Available data Block Start

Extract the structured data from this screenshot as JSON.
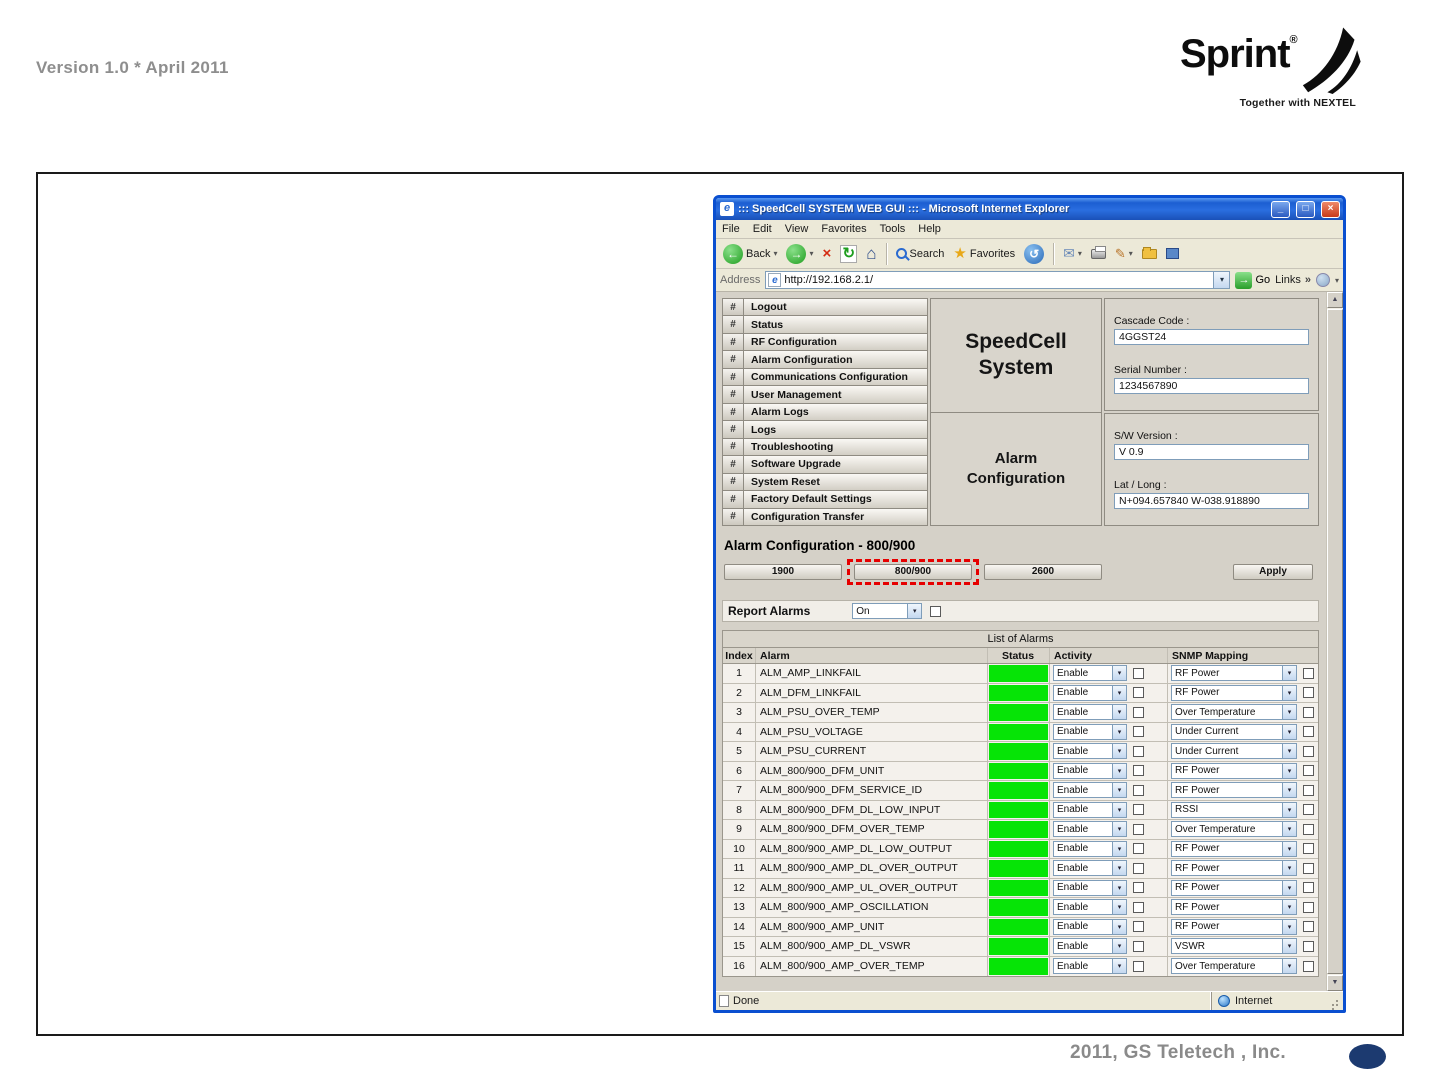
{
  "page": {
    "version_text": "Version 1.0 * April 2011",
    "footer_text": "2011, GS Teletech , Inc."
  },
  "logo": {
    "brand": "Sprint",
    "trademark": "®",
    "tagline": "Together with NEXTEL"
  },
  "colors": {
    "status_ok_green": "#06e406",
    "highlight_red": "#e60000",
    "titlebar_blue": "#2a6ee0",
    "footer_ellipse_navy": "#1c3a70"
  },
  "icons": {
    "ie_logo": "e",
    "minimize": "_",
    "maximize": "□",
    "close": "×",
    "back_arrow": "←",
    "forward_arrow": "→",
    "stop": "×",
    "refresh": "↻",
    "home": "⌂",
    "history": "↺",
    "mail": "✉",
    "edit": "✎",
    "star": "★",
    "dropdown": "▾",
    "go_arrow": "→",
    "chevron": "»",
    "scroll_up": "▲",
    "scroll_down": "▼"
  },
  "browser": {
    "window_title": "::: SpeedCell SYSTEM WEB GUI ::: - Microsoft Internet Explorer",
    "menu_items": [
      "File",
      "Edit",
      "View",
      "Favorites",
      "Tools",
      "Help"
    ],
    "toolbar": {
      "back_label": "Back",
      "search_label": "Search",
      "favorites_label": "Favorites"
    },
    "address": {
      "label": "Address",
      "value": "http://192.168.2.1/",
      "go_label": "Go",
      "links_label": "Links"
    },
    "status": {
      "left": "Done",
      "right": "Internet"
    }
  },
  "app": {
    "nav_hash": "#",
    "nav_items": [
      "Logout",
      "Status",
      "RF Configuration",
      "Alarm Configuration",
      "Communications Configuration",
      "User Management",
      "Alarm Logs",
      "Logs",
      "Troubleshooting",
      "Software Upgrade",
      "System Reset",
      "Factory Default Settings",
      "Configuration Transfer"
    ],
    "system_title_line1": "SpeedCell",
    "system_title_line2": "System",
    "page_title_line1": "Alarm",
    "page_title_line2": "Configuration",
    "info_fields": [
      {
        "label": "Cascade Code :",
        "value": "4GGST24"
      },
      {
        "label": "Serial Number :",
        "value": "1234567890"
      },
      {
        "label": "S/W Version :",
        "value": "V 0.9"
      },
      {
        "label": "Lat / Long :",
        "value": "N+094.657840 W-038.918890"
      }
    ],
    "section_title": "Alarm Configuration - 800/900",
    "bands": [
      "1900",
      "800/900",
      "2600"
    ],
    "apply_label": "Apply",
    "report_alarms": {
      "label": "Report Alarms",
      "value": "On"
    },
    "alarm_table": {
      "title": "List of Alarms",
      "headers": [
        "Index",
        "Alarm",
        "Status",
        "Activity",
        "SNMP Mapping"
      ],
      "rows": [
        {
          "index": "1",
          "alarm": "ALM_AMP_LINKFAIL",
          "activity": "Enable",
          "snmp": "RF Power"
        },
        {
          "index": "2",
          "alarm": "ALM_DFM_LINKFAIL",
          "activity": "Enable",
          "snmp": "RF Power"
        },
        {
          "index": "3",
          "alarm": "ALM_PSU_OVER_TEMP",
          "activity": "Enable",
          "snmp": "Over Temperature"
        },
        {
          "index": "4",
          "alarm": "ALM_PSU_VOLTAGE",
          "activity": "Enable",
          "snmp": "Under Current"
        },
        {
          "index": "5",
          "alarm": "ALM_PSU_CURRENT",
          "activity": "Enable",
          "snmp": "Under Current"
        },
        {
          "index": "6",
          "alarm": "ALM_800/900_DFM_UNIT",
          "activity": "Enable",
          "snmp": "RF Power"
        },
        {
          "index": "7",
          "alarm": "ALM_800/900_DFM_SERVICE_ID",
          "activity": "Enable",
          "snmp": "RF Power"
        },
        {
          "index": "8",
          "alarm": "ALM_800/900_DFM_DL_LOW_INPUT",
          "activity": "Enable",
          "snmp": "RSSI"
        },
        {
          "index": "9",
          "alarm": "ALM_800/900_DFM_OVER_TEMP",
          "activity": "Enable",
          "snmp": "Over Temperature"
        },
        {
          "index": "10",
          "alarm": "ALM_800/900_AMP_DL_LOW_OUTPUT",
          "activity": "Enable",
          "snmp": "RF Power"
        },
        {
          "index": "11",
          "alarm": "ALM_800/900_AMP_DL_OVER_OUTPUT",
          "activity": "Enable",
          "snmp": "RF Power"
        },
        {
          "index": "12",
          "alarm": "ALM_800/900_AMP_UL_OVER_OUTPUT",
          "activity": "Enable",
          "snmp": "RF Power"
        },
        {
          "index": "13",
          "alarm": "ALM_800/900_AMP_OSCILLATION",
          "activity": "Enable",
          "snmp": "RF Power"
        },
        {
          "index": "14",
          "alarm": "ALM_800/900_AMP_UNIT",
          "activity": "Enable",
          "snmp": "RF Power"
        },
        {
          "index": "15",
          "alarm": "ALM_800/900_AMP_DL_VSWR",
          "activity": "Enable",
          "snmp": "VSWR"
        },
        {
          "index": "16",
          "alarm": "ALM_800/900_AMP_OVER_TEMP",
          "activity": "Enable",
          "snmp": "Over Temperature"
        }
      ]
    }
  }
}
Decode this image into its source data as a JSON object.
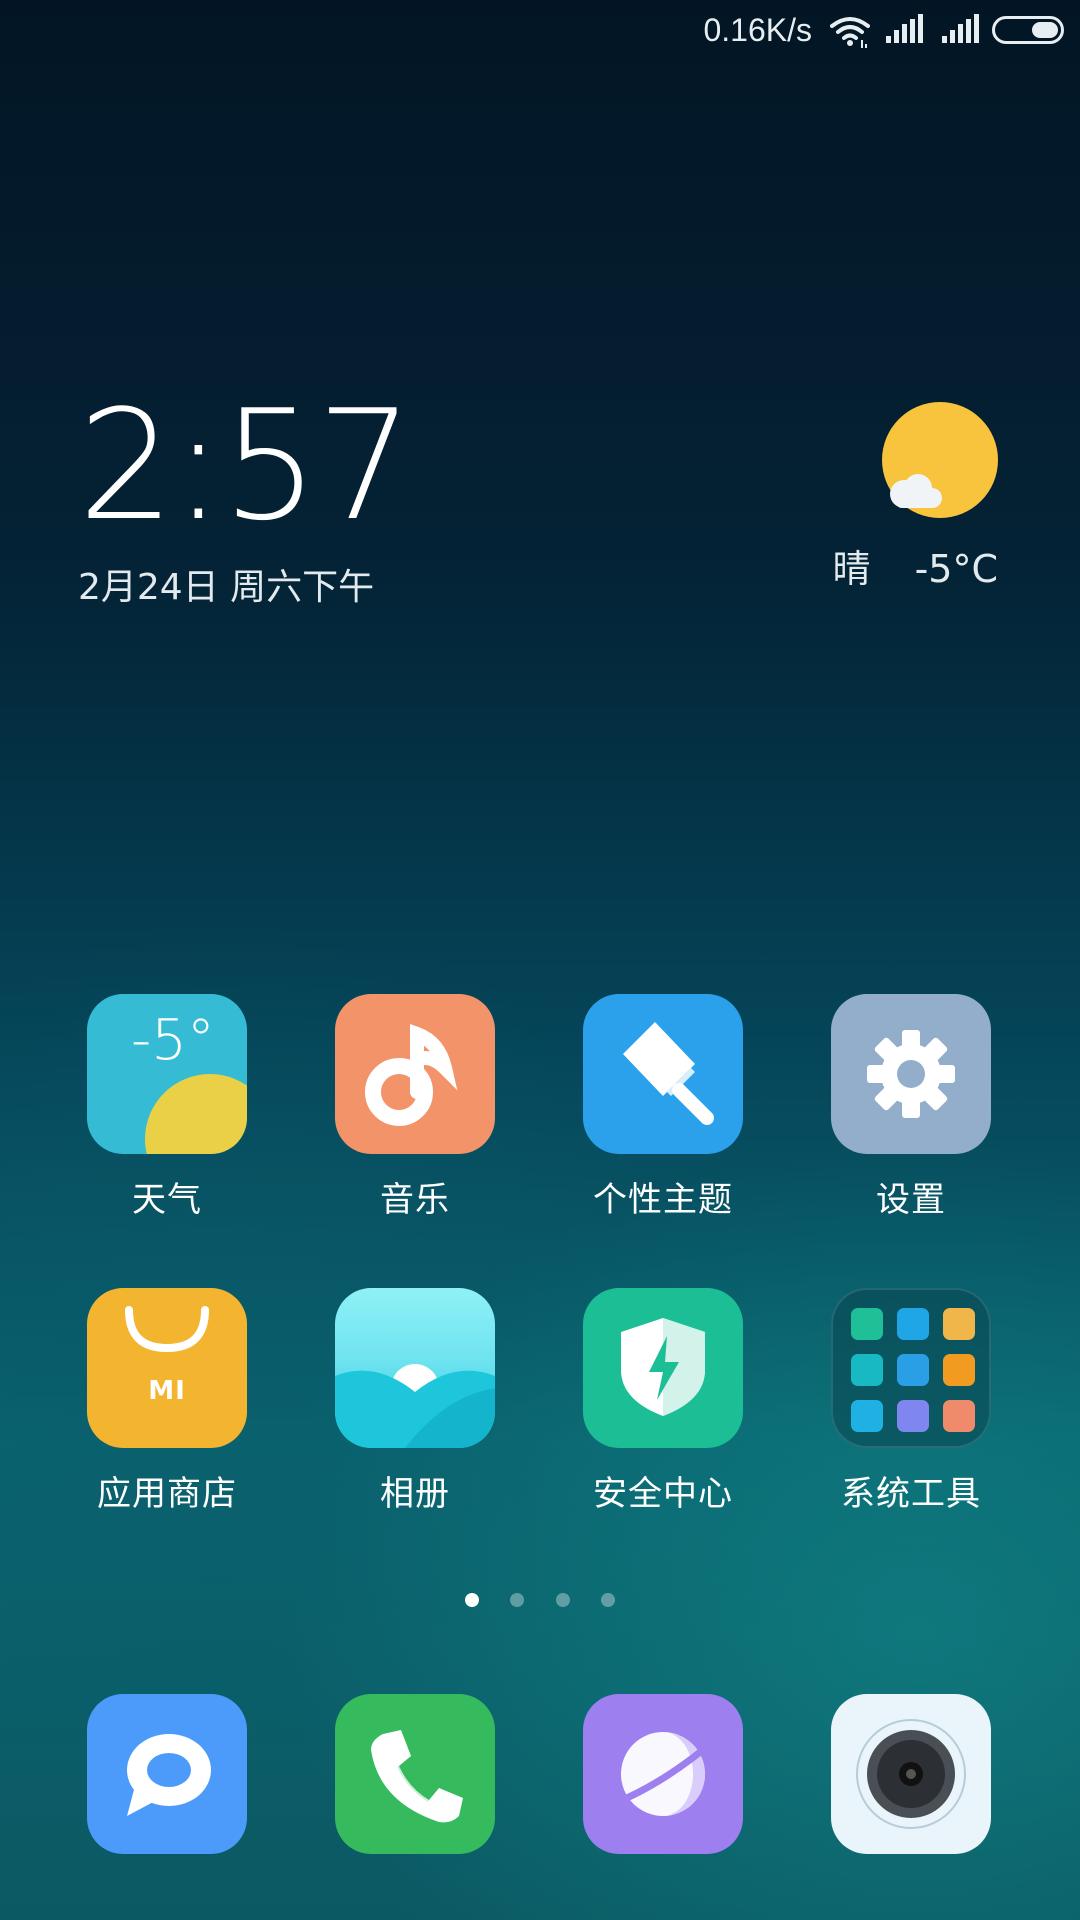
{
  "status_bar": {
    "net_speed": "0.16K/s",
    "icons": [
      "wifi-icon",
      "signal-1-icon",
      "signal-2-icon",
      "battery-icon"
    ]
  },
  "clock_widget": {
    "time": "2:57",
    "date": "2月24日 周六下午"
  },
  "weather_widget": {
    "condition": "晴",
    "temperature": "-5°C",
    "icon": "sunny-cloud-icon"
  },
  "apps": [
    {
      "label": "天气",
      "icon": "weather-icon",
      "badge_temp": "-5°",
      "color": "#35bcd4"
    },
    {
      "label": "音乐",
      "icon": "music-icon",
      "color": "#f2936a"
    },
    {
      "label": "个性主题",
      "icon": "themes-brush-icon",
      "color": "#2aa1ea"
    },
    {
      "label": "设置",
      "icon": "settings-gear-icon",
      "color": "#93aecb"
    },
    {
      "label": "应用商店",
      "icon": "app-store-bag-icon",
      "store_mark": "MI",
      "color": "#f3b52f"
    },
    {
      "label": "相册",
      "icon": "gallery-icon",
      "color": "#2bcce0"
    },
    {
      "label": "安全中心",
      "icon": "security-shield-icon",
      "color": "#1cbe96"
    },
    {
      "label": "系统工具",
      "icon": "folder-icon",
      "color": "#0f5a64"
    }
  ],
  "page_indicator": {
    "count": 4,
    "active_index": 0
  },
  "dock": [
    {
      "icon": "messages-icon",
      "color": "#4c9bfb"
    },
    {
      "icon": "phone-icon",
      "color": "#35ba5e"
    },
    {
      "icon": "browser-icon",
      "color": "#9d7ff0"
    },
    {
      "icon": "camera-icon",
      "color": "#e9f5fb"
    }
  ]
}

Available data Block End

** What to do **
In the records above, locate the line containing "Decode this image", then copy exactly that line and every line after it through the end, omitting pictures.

** Task output **
Decode this image into its source data as a JSON object.
{
  "status_bar": {
    "net_speed": "0.16K/s",
    "icons": [
      "wifi-icon",
      "signal-1-icon",
      "signal-2-icon",
      "battery-icon"
    ]
  },
  "clock_widget": {
    "time": "2:57",
    "date": "2月24日 周六下午"
  },
  "weather_widget": {
    "condition": "晴",
    "temperature": "-5°C",
    "icon": "sunny-cloud-icon"
  },
  "apps": [
    {
      "label": "天气",
      "icon": "weather-icon",
      "badge_temp": "-5°",
      "color": "#35bcd4"
    },
    {
      "label": "音乐",
      "icon": "music-icon",
      "color": "#f2936a"
    },
    {
      "label": "个性主题",
      "icon": "themes-brush-icon",
      "color": "#2aa1ea"
    },
    {
      "label": "设置",
      "icon": "settings-gear-icon",
      "color": "#93aecb"
    },
    {
      "label": "应用商店",
      "icon": "app-store-bag-icon",
      "store_mark": "MI",
      "color": "#f3b52f"
    },
    {
      "label": "相册",
      "icon": "gallery-icon",
      "color": "#2bcce0"
    },
    {
      "label": "安全中心",
      "icon": "security-shield-icon",
      "color": "#1cbe96"
    },
    {
      "label": "系统工具",
      "icon": "folder-icon",
      "color": "#0f5a64"
    }
  ],
  "page_indicator": {
    "count": 4,
    "active_index": 0
  },
  "dock": [
    {
      "icon": "messages-icon",
      "color": "#4c9bfb"
    },
    {
      "icon": "phone-icon",
      "color": "#35ba5e"
    },
    {
      "icon": "browser-icon",
      "color": "#9d7ff0"
    },
    {
      "icon": "camera-icon",
      "color": "#e9f5fb"
    }
  ]
}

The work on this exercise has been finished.